Data records for software interfaces
BEGIN

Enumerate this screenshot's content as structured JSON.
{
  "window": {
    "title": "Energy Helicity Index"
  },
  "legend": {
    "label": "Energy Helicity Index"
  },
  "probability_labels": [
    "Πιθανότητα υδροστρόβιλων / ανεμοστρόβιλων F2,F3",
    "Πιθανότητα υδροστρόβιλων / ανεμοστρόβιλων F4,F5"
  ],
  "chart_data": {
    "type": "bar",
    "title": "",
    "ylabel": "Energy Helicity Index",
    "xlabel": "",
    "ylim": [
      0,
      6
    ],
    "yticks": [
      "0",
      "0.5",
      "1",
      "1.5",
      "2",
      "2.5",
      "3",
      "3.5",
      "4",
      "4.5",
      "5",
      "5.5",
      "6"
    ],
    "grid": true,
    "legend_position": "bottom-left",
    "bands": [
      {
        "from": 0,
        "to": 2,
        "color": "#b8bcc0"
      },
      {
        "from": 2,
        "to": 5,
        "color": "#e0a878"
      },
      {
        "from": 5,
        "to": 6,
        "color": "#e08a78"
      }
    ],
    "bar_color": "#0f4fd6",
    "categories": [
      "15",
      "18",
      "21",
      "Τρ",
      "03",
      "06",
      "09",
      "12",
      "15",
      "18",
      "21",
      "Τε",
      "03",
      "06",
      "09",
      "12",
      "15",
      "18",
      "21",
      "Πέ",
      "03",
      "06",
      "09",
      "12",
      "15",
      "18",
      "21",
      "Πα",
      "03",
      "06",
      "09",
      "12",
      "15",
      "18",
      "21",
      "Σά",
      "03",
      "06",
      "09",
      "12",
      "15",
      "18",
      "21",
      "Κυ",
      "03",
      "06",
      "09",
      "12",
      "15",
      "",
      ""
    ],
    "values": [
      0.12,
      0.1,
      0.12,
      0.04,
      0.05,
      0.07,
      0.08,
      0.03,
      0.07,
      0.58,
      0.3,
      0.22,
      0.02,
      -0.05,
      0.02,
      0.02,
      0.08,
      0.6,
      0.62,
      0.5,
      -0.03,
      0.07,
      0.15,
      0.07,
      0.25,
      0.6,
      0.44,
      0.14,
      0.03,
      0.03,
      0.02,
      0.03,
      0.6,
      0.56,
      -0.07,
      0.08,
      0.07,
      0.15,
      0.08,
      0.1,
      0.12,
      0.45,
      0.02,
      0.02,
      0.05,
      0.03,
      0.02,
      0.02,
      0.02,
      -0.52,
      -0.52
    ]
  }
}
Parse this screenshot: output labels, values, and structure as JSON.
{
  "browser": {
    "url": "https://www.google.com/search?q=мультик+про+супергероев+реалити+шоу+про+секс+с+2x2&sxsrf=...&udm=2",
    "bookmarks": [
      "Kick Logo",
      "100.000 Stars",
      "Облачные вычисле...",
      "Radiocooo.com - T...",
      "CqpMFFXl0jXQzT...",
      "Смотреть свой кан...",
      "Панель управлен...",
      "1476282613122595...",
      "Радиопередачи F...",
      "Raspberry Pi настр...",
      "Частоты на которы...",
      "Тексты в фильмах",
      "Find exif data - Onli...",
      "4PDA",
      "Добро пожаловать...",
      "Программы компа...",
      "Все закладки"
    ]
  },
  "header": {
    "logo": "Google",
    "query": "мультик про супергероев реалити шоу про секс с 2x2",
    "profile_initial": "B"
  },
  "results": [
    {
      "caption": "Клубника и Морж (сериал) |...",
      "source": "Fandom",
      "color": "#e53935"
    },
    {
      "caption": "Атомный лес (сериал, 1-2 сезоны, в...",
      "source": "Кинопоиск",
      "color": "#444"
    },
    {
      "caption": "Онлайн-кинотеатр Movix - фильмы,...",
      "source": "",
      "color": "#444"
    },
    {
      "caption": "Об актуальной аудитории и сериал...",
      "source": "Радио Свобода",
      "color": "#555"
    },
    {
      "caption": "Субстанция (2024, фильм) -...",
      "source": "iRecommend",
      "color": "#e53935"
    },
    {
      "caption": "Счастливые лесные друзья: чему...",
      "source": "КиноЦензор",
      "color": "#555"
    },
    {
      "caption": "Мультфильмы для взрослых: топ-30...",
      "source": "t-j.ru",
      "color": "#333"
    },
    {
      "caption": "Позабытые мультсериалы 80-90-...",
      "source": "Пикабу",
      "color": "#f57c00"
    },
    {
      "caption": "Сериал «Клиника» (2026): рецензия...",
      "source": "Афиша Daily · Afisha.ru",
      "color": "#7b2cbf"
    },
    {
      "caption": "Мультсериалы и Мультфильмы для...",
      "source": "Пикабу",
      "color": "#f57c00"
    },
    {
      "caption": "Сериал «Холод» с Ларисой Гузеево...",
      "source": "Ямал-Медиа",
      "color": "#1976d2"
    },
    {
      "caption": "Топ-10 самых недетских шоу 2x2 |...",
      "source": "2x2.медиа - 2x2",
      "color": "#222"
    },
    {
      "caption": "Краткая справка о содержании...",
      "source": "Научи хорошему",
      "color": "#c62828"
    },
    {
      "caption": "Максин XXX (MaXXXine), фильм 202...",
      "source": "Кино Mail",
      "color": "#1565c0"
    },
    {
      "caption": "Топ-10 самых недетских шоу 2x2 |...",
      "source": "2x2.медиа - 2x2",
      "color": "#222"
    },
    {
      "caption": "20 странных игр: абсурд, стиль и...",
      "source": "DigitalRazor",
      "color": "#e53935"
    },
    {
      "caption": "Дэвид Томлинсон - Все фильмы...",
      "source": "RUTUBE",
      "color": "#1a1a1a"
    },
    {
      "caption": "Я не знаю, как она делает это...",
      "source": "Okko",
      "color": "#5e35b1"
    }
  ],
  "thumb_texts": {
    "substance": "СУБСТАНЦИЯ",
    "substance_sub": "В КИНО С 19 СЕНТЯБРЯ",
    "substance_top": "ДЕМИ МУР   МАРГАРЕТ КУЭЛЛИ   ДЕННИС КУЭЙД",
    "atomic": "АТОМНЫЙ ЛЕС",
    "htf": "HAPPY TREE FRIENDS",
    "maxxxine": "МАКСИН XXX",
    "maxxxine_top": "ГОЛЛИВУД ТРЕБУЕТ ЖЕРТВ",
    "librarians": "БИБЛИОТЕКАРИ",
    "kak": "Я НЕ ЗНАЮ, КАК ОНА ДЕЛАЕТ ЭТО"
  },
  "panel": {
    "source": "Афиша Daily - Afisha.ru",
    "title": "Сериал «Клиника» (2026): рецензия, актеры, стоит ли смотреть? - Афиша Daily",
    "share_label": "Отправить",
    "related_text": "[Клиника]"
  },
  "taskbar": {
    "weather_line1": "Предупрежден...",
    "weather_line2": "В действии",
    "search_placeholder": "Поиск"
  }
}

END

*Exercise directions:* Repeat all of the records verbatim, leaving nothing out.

*Result of the task:*
Enumerate this screenshot's content as structured JSON.
{
  "window": {
    "title": "Energy Helicity Index"
  },
  "legend": {
    "label": "Energy Helicity Index"
  },
  "probability_labels": [
    "Πιθανότητα υδροστρόβιλων / ανεμοστρόβιλων F2,F3",
    "Πιθανότητα υδροστρόβιλων / ανεμοστρόβιλων F4,F5"
  ],
  "chart_data": {
    "type": "bar",
    "title": "",
    "ylabel": "Energy Helicity Index",
    "xlabel": "",
    "ylim": [
      0,
      6
    ],
    "yticks": [
      "0",
      "0.5",
      "1",
      "1.5",
      "2",
      "2.5",
      "3",
      "3.5",
      "4",
      "4.5",
      "5",
      "5.5",
      "6"
    ],
    "grid": true,
    "legend_position": "bottom-left",
    "bands": [
      {
        "from": 0,
        "to": 2,
        "color": "#b8bcc0"
      },
      {
        "from": 2,
        "to": 5,
        "color": "#e0a878"
      },
      {
        "from": 5,
        "to": 6,
        "color": "#e08a78"
      }
    ],
    "bar_color": "#0f4fd6",
    "categories": [
      "15",
      "18",
      "21",
      "Τρ",
      "03",
      "06",
      "09",
      "12",
      "15",
      "18",
      "21",
      "Τε",
      "03",
      "06",
      "09",
      "12",
      "15",
      "18",
      "21",
      "Πέ",
      "03",
      "06",
      "09",
      "12",
      "15",
      "18",
      "21",
      "Πα",
      "03",
      "06",
      "09",
      "12",
      "15",
      "18",
      "21",
      "Σά",
      "03",
      "06",
      "09",
      "12",
      "15",
      "18",
      "21",
      "Κυ",
      "03",
      "06",
      "09",
      "12",
      "15",
      "",
      ""
    ],
    "values": [
      0.12,
      0.1,
      0.12,
      0.04,
      0.05,
      0.07,
      0.08,
      0.03,
      0.07,
      0.58,
      0.3,
      0.22,
      0.02,
      -0.05,
      0.02,
      0.02,
      0.08,
      0.6,
      0.62,
      0.5,
      -0.03,
      0.07,
      0.15,
      0.07,
      0.25,
      0.6,
      0.44,
      0.14,
      0.03,
      0.03,
      0.02,
      0.03,
      0.6,
      0.56,
      -0.07,
      0.08,
      0.07,
      0.15,
      0.08,
      0.1,
      0.12,
      0.45,
      0.02,
      0.02,
      0.05,
      0.03,
      0.02,
      0.02,
      0.02,
      -0.52,
      -0.52
    ]
  }
}
Parse this screenshot: output labels, values, and structure as JSON.
{
  "browser": {
    "url": "https://www.google.com/search?q=мультик+про+супергероев+реалити+шоу+про+секс+с+2x2&sxsrf=...&udm=2",
    "bookmarks": [
      "Kick Logo",
      "100.000 Stars",
      "Облачные вычисле...",
      "Radiocooo.com - T...",
      "CqpMFFXl0jXQzT...",
      "Смотреть свой кан...",
      "Панель управлен...",
      "1476282613122595...",
      "Радиопередачи F...",
      "Raspberry Pi настр...",
      "Частоты на которы...",
      "Тексты в фильмах",
      "Find exif data - Onli...",
      "4PDA",
      "Добро пожаловать...",
      "Программы компа...",
      "Все закладки"
    ]
  },
  "header": {
    "logo": "Google",
    "query": "мультик про супергероев реалити шоу про секс с 2x2",
    "profile_initial": "B"
  },
  "results": [
    {
      "caption": "Клубника и Морж (сериал) |...",
      "source": "Fandom",
      "color": "#e53935"
    },
    {
      "caption": "Атомный лес (сериал, 1-2 сезоны, в...",
      "source": "Кинопоиск",
      "color": "#444"
    },
    {
      "caption": "Онлайн-кинотеатр Movix - фильмы,...",
      "source": "",
      "color": "#444"
    },
    {
      "caption": "Об актуальной аудитории и сериал...",
      "source": "Радио Свобода",
      "color": "#555"
    },
    {
      "caption": "Субстанция (2024, фильм) -...",
      "source": "iRecommend",
      "color": "#e53935"
    },
    {
      "caption": "Счастливые лесные друзья: чему...",
      "source": "КиноЦензор",
      "color": "#555"
    },
    {
      "caption": "Мультфильмы для взрослых: топ-30...",
      "source": "t-j.ru",
      "color": "#333"
    },
    {
      "caption": "Позабытые мультсериалы 80-90-...",
      "source": "Пикабу",
      "color": "#f57c00"
    },
    {
      "caption": "Сериал «Клиника» (2026): рецензия...",
      "source": "Афиша Daily · Afisha.ru",
      "color": "#7b2cbf"
    },
    {
      "caption": "Мультсериалы и Мультфильмы для...",
      "source": "Пикабу",
      "color": "#f57c00"
    },
    {
      "caption": "Сериал «Холод» с Ларисой Гузеево...",
      "source": "Ямал-Медиа",
      "color": "#1976d2"
    },
    {
      "caption": "Топ-10 самых недетских шоу 2x2 |...",
      "source": "2x2.медиа - 2x2",
      "color": "#222"
    },
    {
      "caption": "Краткая справка о содержании...",
      "source": "Научи хорошему",
      "color": "#c62828"
    },
    {
      "caption": "Максин XXX (MaXXXine), фильм 202...",
      "source": "Кино Mail",
      "color": "#1565c0"
    },
    {
      "caption": "Топ-10 самых недетских шоу 2x2 |...",
      "source": "2x2.медиа - 2x2",
      "color": "#222"
    },
    {
      "caption": "20 странных игр: абсурд, стиль и...",
      "source": "DigitalRazor",
      "color": "#e53935"
    },
    {
      "caption": "Дэвид Томлинсон - Все фильмы...",
      "source": "RUTUBE",
      "color": "#1a1a1a"
    },
    {
      "caption": "Я не знаю, как она делает это...",
      "source": "Okko",
      "color": "#5e35b1"
    }
  ],
  "thumb_texts": {
    "substance": "СУБСТАНЦИЯ",
    "substance_sub": "В КИНО С 19 СЕНТЯБРЯ",
    "substance_top": "ДЕМИ МУР   МАРГАРЕТ КУЭЛЛИ   ДЕННИС КУЭЙД",
    "atomic": "АТОМНЫЙ ЛЕС",
    "htf": "HAPPY TREE FRIENDS",
    "maxxxine": "МАКСИН XXX",
    "maxxxine_top": "ГОЛЛИВУД ТРЕБУЕТ ЖЕРТВ",
    "librarians": "БИБЛИОТЕКАРИ",
    "kak": "Я НЕ ЗНАЮ, КАК ОНА ДЕЛАЕТ ЭТО"
  },
  "panel": {
    "source": "Афиша Daily - Afisha.ru",
    "title": "Сериал «Клиника» (2026): рецензия, актеры, стоит ли смотреть? - Афиша Daily",
    "share_label": "Отправить",
    "related_text": "[Клиника]"
  },
  "taskbar": {
    "weather_line1": "Предупрежден...",
    "weather_line2": "В действии",
    "search_placeholder": "Поиск"
  }
}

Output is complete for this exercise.